YOUR TASK: Pull out every line in the data that has the string "Output" in it.

Stored items from a collection:
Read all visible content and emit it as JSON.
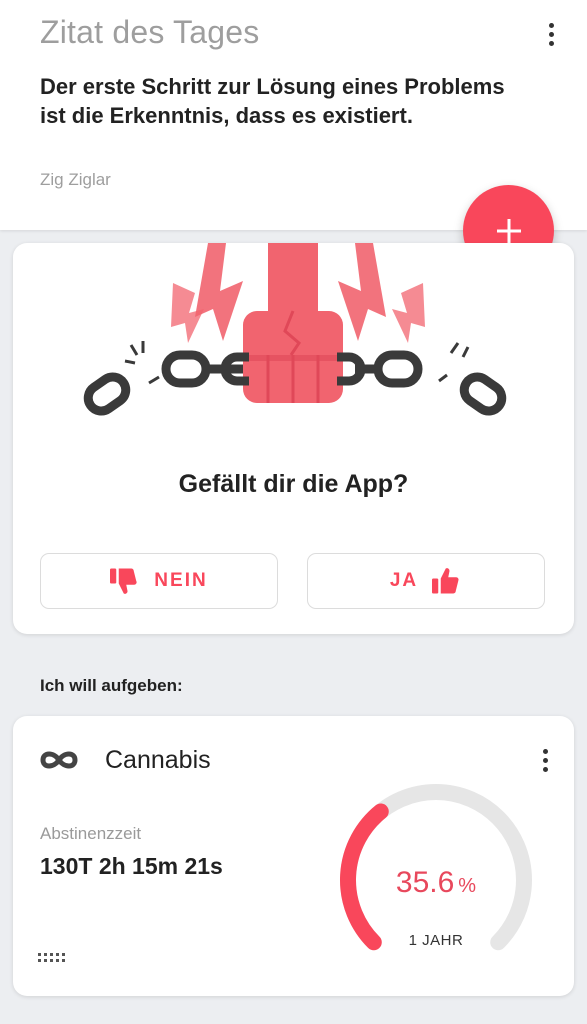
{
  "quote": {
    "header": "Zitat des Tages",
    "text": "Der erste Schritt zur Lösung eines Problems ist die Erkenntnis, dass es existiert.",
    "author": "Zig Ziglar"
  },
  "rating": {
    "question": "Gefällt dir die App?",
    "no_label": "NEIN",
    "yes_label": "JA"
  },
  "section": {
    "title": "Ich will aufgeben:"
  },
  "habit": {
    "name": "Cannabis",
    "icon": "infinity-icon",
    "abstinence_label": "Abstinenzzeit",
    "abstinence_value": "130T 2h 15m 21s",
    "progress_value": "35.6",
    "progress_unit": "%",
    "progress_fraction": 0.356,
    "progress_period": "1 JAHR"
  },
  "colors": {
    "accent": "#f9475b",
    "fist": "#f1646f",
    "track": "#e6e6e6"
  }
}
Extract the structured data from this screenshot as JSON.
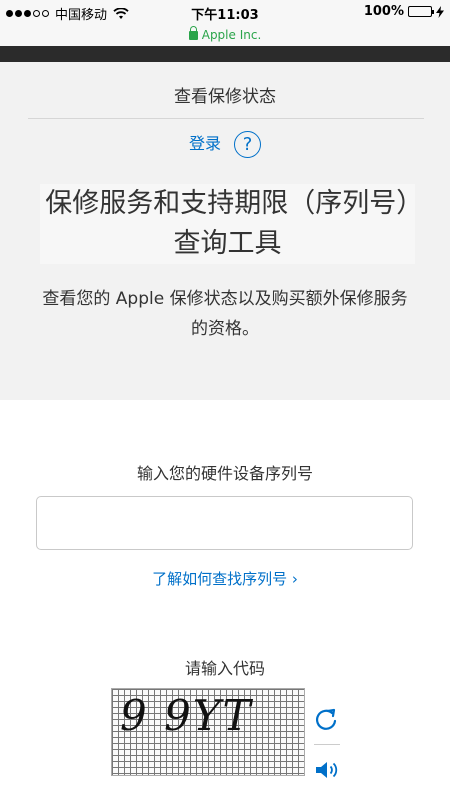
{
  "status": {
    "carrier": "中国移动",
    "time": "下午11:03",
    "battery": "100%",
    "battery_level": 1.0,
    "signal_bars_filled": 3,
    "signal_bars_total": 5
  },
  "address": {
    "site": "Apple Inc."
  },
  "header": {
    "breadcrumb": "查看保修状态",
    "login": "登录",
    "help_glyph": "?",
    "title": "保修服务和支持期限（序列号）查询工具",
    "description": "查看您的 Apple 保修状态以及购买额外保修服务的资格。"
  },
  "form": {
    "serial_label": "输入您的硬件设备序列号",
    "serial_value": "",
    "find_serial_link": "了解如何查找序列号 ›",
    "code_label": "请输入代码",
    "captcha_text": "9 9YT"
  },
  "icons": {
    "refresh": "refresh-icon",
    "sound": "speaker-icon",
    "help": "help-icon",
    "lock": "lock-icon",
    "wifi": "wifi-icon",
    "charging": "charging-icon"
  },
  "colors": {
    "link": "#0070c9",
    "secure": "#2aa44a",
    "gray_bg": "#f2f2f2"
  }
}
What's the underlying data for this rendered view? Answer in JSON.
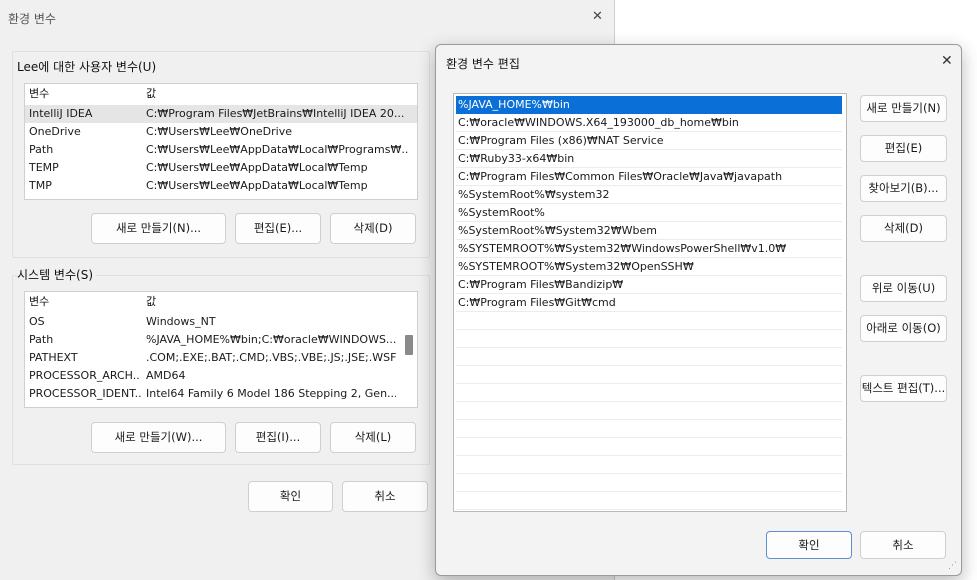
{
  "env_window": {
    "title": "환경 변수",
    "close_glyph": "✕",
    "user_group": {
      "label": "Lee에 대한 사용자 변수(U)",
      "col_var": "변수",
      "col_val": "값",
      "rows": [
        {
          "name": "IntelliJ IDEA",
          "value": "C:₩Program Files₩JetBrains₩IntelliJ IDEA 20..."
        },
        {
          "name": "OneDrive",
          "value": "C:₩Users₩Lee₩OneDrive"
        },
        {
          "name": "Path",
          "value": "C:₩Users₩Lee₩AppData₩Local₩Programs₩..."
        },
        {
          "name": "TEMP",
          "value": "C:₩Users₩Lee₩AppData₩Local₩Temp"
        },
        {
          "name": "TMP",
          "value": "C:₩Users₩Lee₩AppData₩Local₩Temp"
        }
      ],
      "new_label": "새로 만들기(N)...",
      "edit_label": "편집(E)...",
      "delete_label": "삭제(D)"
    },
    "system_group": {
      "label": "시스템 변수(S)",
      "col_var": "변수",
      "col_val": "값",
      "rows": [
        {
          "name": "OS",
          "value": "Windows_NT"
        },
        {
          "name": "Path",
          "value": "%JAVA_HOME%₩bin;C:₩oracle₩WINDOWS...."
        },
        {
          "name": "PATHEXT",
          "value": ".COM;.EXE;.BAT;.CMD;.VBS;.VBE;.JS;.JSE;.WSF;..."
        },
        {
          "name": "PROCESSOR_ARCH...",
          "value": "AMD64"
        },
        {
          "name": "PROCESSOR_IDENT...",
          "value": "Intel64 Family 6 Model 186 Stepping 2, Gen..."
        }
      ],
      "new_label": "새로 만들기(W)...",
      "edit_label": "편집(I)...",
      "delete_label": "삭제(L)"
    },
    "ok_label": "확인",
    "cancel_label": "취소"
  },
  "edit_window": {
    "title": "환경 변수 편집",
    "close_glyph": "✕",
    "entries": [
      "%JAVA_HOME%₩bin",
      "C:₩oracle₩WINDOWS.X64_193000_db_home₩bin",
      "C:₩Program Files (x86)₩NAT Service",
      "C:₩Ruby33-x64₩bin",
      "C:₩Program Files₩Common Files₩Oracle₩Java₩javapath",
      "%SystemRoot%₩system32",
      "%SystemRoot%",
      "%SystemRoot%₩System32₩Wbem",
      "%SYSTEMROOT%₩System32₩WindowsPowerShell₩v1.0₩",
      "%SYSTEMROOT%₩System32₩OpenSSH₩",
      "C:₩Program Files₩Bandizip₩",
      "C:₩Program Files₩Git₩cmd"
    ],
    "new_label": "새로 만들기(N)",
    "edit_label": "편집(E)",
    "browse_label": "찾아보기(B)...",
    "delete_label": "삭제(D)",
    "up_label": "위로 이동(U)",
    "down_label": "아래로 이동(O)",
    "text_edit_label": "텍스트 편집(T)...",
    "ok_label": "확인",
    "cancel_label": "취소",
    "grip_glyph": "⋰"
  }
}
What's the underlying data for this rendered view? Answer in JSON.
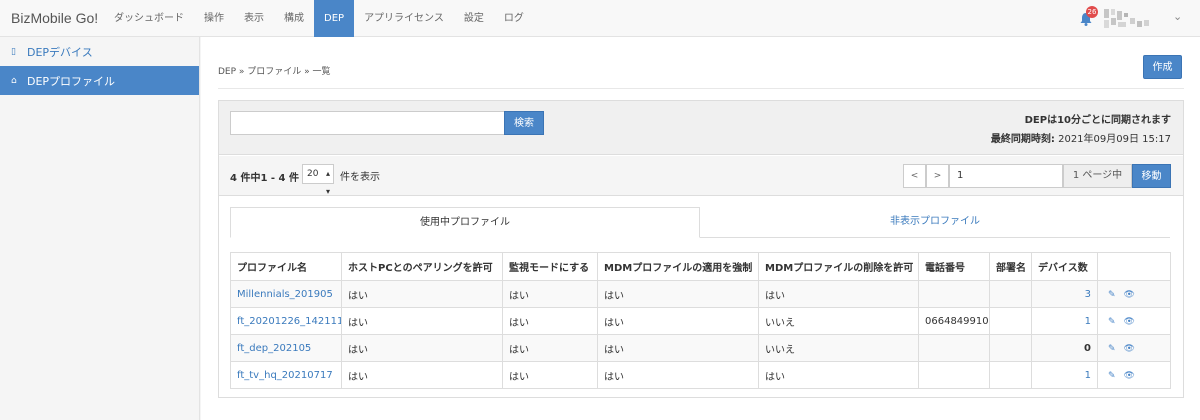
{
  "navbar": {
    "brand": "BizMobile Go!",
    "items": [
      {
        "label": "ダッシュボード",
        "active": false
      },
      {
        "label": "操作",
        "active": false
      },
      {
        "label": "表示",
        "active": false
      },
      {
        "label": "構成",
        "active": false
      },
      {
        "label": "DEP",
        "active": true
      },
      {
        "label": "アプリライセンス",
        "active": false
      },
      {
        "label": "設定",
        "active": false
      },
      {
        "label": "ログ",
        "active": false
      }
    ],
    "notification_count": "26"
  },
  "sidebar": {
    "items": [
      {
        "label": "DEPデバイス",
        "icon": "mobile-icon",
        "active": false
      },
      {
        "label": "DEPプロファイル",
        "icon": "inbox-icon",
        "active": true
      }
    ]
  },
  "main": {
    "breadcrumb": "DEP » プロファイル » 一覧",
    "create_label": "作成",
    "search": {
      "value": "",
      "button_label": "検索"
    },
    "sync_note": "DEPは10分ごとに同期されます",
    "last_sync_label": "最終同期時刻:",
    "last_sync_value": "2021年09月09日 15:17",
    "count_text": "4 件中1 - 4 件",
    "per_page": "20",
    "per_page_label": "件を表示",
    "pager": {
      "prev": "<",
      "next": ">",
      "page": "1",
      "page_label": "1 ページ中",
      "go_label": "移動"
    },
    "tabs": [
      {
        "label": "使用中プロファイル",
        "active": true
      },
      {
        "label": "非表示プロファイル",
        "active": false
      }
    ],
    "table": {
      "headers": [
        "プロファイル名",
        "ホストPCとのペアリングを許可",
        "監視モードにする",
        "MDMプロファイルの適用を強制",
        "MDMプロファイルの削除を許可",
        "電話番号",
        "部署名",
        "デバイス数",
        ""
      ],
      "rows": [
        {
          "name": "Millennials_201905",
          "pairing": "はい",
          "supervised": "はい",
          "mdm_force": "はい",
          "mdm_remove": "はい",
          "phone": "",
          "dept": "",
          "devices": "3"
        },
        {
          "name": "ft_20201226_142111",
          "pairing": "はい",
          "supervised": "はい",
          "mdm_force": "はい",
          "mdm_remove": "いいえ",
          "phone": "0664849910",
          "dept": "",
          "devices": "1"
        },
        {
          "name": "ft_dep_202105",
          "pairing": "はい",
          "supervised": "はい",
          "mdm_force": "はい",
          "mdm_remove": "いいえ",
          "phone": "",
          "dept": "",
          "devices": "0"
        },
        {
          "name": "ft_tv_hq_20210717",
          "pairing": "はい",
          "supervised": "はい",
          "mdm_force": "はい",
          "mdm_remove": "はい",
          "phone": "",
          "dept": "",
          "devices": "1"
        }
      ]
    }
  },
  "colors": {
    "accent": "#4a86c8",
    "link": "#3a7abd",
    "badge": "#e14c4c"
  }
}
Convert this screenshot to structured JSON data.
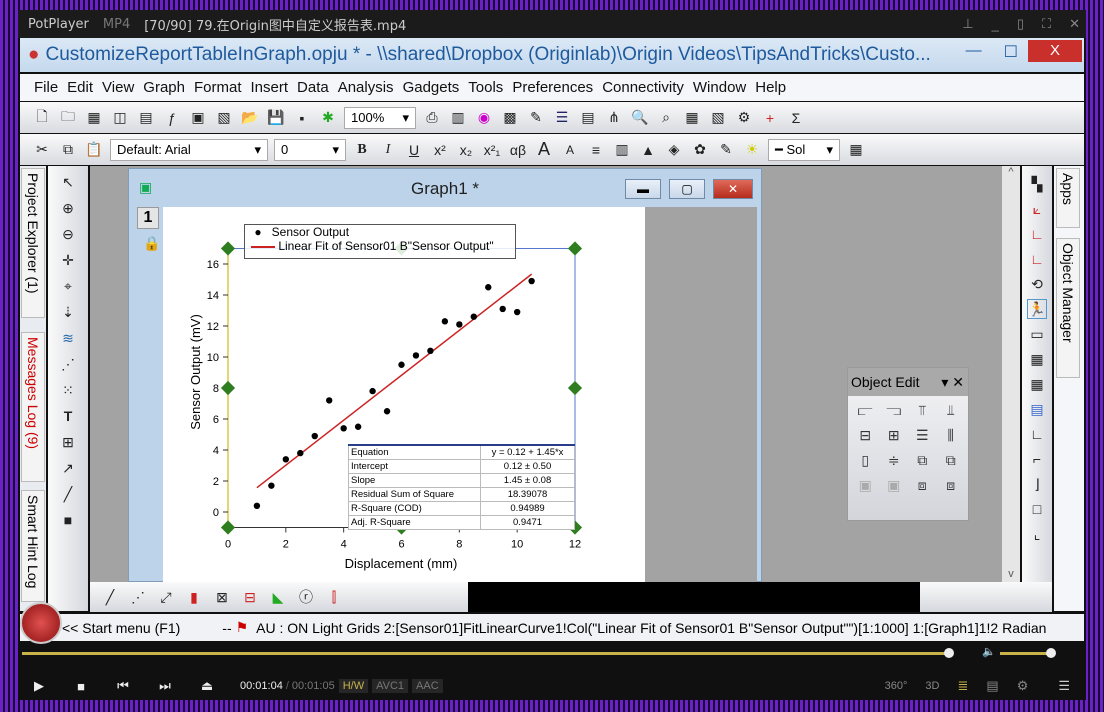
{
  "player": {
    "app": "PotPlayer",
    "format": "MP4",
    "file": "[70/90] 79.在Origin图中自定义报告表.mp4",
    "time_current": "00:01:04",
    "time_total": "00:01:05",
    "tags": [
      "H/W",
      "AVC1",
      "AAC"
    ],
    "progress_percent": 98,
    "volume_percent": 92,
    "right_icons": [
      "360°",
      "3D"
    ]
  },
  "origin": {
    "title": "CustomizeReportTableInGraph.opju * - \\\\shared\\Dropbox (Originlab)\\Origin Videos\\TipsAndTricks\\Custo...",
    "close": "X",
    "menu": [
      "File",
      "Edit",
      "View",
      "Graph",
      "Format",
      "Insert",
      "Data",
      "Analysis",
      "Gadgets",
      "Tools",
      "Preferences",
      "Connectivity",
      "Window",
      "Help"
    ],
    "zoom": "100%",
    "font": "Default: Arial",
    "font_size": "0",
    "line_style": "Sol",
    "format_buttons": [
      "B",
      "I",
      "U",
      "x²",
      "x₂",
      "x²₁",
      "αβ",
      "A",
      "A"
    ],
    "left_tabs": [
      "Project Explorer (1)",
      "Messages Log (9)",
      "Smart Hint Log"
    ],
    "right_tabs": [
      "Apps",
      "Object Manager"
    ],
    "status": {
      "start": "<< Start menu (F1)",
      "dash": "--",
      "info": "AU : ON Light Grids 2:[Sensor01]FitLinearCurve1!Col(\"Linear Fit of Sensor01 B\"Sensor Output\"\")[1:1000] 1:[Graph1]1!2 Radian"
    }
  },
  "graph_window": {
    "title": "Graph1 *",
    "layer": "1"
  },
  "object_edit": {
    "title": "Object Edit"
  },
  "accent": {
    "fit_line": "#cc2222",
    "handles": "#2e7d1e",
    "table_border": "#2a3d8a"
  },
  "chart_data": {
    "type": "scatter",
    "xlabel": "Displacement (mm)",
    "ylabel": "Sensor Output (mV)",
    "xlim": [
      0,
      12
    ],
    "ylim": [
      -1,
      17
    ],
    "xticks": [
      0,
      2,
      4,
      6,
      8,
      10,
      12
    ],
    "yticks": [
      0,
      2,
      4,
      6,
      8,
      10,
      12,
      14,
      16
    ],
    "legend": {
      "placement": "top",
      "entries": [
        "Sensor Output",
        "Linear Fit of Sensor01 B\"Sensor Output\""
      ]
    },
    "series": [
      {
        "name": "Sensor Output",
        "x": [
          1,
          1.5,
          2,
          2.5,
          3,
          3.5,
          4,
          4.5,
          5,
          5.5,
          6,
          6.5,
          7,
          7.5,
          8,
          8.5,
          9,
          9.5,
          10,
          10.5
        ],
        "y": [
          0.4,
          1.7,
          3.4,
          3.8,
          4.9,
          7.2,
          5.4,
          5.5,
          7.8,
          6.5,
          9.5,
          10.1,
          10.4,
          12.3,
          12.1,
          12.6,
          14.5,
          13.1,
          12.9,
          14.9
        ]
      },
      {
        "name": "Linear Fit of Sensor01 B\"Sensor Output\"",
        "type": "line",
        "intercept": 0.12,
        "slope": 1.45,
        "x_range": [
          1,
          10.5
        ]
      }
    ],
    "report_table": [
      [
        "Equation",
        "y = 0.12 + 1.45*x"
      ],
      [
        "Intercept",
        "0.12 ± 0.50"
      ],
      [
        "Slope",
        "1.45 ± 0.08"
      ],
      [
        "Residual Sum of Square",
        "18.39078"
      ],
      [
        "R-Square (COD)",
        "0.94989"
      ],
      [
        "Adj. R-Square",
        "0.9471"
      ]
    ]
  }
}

RESPONSE TO THIS TASK:
      "info": "AU : ON Light Grids 2:[Sensor01]FitLinearCurve1!Col(\"Linear Fit of Sensor01 B\"Sensor Output\"\")[1:1000] 1:[Graph1]1!2 Radian"
    "ylabel": "Sensor Output (mV)",
        "Sensor Output",
        "Linear Fit of Sensor01 B\"Sensor Output\""
        "name": "Sensor Output",
        "name": "Linear Fit of Sensor01 B\"Sensor Output\"",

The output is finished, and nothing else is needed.